#### [Task instructions]
If a line in the data contains "this", copy it out.

#### [Dataset]
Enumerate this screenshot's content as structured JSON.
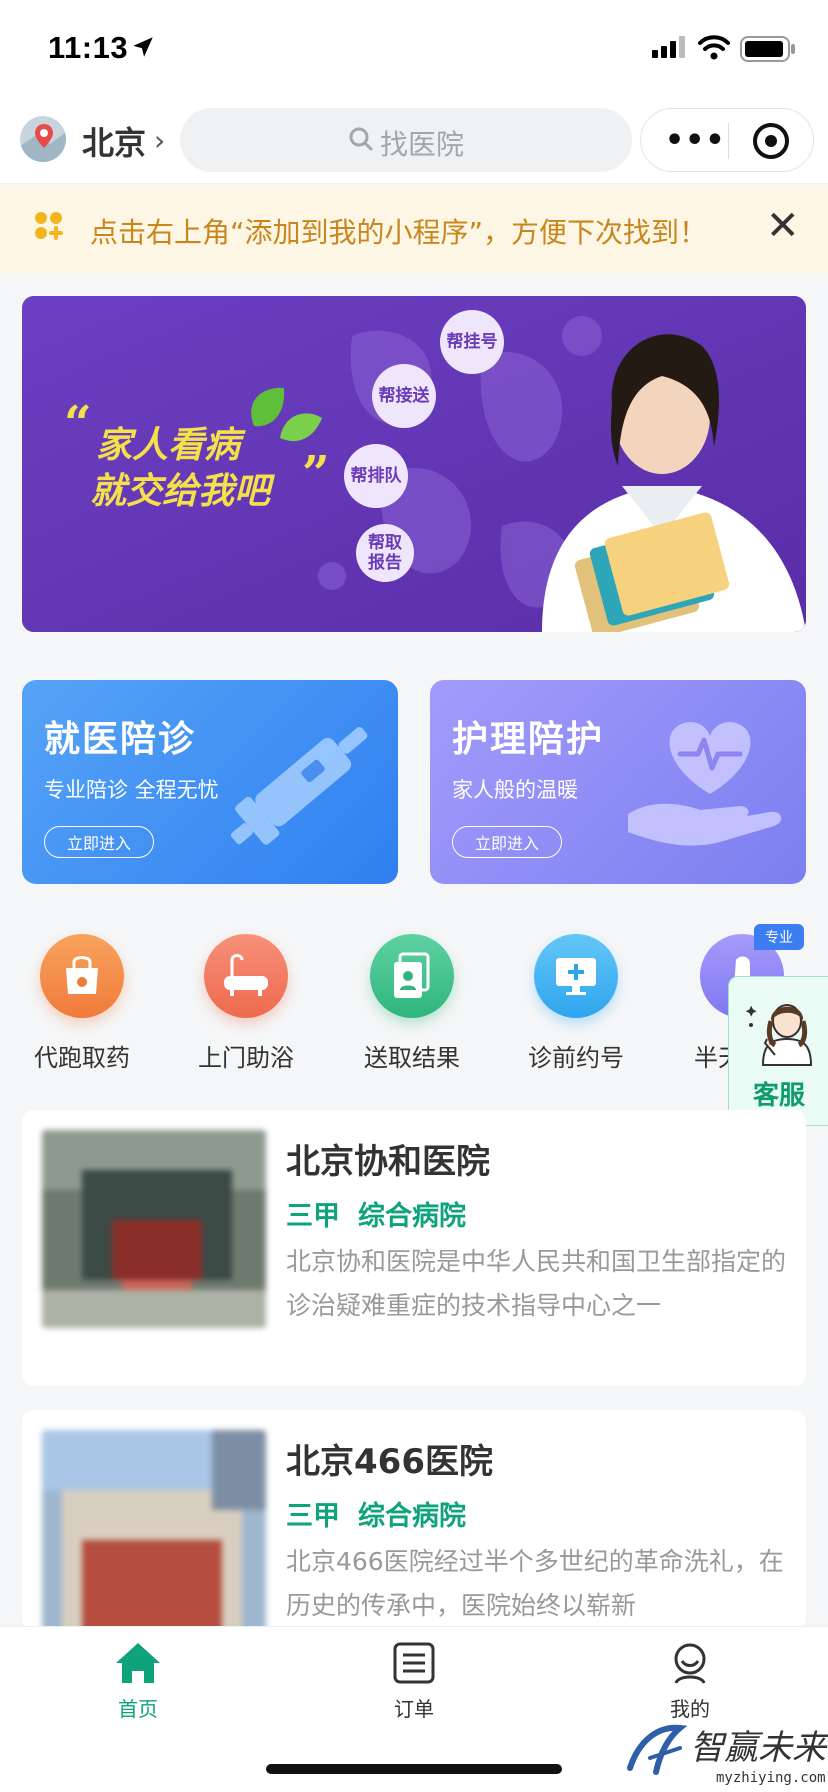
{
  "status_bar": {
    "time": "11:13"
  },
  "top_nav": {
    "city": "北京",
    "search_placeholder": "找医院"
  },
  "notice": {
    "text": "点击右上角“添加到我的小程序”，方便下次找到！"
  },
  "banner": {
    "quote_open": "“",
    "quote_close": "”",
    "line1": "家人看病",
    "line2": "就交给我吧",
    "bubbles": [
      "帮挂号",
      "帮接送",
      "帮排队",
      "帮取报告"
    ]
  },
  "services": [
    {
      "title": "就医陪诊",
      "subtitle": "专业陪诊 全程无忧",
      "button": "立即进入"
    },
    {
      "title": "护理陪护",
      "subtitle": "家人般的温暖",
      "button": "立即进入"
    }
  ],
  "grid": {
    "badge": "专业",
    "items": [
      {
        "label": "代跑取药",
        "icon": "medicine-bag-icon",
        "color": "#f5934d"
      },
      {
        "label": "上门助浴",
        "icon": "bathtub-icon",
        "color": "#f27a5e"
      },
      {
        "label": "送取结果",
        "icon": "report-doc-icon",
        "color": "#3fc08e"
      },
      {
        "label": "诊前约号",
        "icon": "monitor-cross-icon",
        "color": "#3db3f2"
      },
      {
        "label": "半天",
        "icon": "hand-icon",
        "color": "#8d84f3"
      }
    ]
  },
  "kefu": {
    "label": "客服"
  },
  "hospitals": [
    {
      "name": "北京协和医院",
      "tags": [
        "三甲",
        "综合病院"
      ],
      "description": "北京协和医院是中华人民共和国卫生部指定的诊治疑难重症的技术指导中心之一"
    },
    {
      "name": "北京466医院",
      "tags": [
        "三甲",
        "综合病院"
      ],
      "description": "北京466医院经过半个多世纪的革命洗礼，在历史的传承中，医院始终以崭新"
    }
  ],
  "tabbar": {
    "items": [
      {
        "label": "首页",
        "active": true
      },
      {
        "label": "订单",
        "active": false
      },
      {
        "label": "我的",
        "active": false
      }
    ],
    "active_color": "#0ea37c"
  },
  "watermark": {
    "brand": "智赢未来",
    "url": "myzhiying.com"
  }
}
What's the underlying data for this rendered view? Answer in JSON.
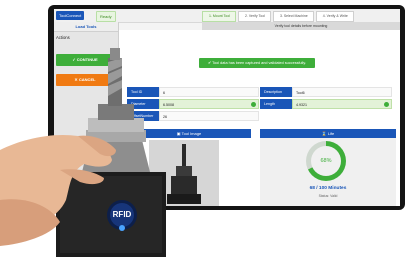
{
  "app": {
    "brand": "ToolConnect",
    "status": "Ready"
  },
  "steps": [
    "1. Mount Tool",
    "2. Verify Tool",
    "3. Select Machine",
    "4. Verify & Write"
  ],
  "subtitle": "Verify tool details before mounting",
  "sidebar": {
    "load_tools": "Load Tools",
    "actions": "Actions",
    "continue": "CONTINUE",
    "cancel": "CANCEL"
  },
  "success_message": "Tool data has been captured and validated successfully.",
  "fields": {
    "tool_id": {
      "label": "Tool ID",
      "value": "6"
    },
    "description": {
      "label": "Description",
      "value": "Tool6"
    },
    "diameter": {
      "label": "Diameter",
      "value": "6.5008"
    },
    "length": {
      "label": "Length",
      "value": "4.9321"
    },
    "offset_number": {
      "label": "OffsetNumber",
      "value": "26"
    }
  },
  "panels": {
    "tool_image": "Tool Image",
    "life": "Life"
  },
  "life": {
    "percent": "68%",
    "percent_value": 68,
    "count": "68 / 100 Minutes",
    "status": "Status: Valid"
  },
  "badge": "RFID",
  "colors": {
    "primary": "#1a56b8",
    "success": "#3eae3a",
    "warning": "#f07a12"
  }
}
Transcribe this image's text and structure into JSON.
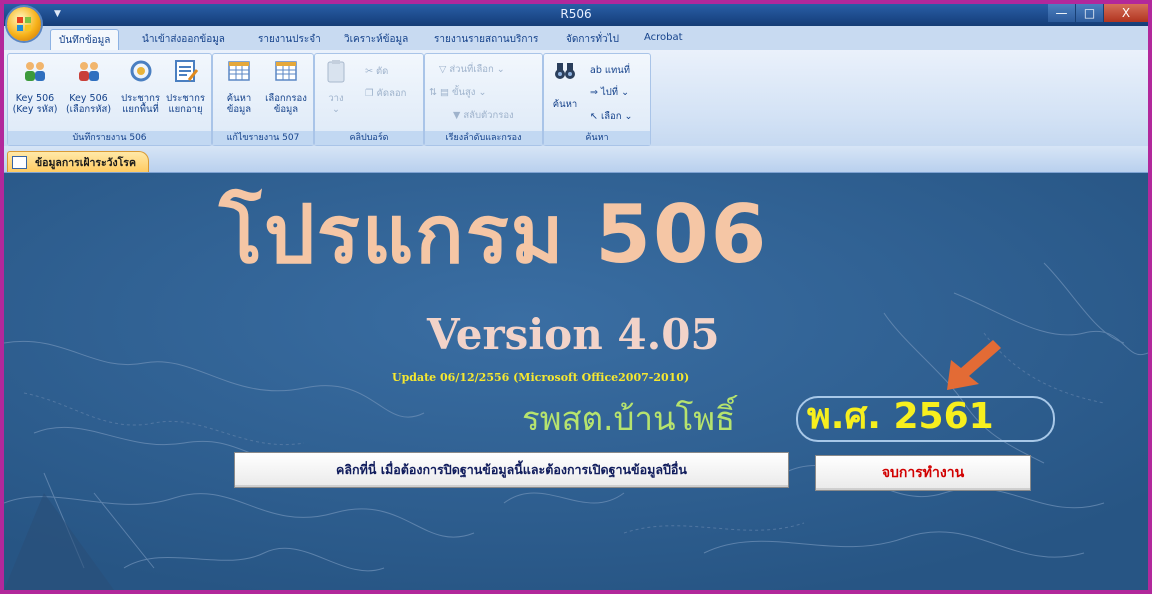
{
  "window": {
    "title": "R506",
    "controls": [
      "—",
      "□",
      "X"
    ]
  },
  "ribbon": {
    "tabs": [
      {
        "label": "บันทึกข้อมูล",
        "active": true
      },
      {
        "label": "นำเข้าส่งออกข้อมูล"
      },
      {
        "label": "รายงานประจำ"
      },
      {
        "label": "วิเคราะห์ข้อมูล"
      },
      {
        "label": "รายงานรายสถานบริการ"
      },
      {
        "label": "จัดการทั่วไป"
      },
      {
        "label": "Acrobat"
      }
    ],
    "groups": {
      "report506": {
        "label": "บันทึกรายงาน 506",
        "buttons": [
          {
            "line1": "Key 506",
            "line2": "(Key รหัส)",
            "icon": "people-icon"
          },
          {
            "line1": "Key 506",
            "line2": "(เลือกรหัส)",
            "icon": "people-icon"
          },
          {
            "line1": "ประชากร",
            "line2": "แยกพื้นที่",
            "icon": "population-area-icon"
          },
          {
            "line1": "ประชากร",
            "line2": "แยกอายุ",
            "icon": "form-edit-icon"
          }
        ]
      },
      "edit507": {
        "label": "แก้ไขรายงาน 507",
        "buttons": [
          {
            "line1": "ค้นหา",
            "line2": "ข้อมูล",
            "icon": "datasheet-icon"
          },
          {
            "line1": "เลือกกรอง",
            "line2": "ข้อมูล",
            "icon": "datasheet-icon"
          }
        ]
      },
      "clipboard": {
        "label": "คลิปบอร์ด",
        "paste": "วาง",
        "cut": "ตัด",
        "copy": "คัดลอก"
      },
      "sortfilter": {
        "label": "เรียงลำดับและกรอง",
        "selection": "ส่วนที่เลือก",
        "advanced": "ขั้นสูง",
        "toggle": "สลับตัวกรอง"
      },
      "find": {
        "label": "ค้นหา",
        "find": "ค้นหา",
        "replace": "แทนที่",
        "goto": "ไปที่",
        "select": "เลือก"
      }
    }
  },
  "object_tab": {
    "label": "ข้อมูลการเฝ้าระวังโรค"
  },
  "main": {
    "title": "โปรแกรม 506",
    "version": "Version 4.05",
    "update": "Update  06/12/2556  (Microsoft Office2007-2010)",
    "hospital": "รพสต.บ้านโพธิ์",
    "year": "พ.ศ. 2561",
    "open_button": "คลิกที่นี่ เมื่อต้องการปิดฐานข้อมูลนี้และต้องการเปิดฐานข้อมูลปีอื่น",
    "exit_button": "จบการทำงาน"
  },
  "colors": {
    "frame": "#b2289b",
    "form_bg": "#2f5f91",
    "title_text": "#f5c6a5",
    "year_text": "#f7ef1e",
    "hospital_text": "#b6e36e",
    "exit_text": "#d10000",
    "arrow": "#e36b35"
  }
}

#### [Task output]
Enumerate this screenshot's content as structured JSON.
What's the underlying data for this rendered view? Answer in JSON.
Transcribe this image's text and structure into JSON.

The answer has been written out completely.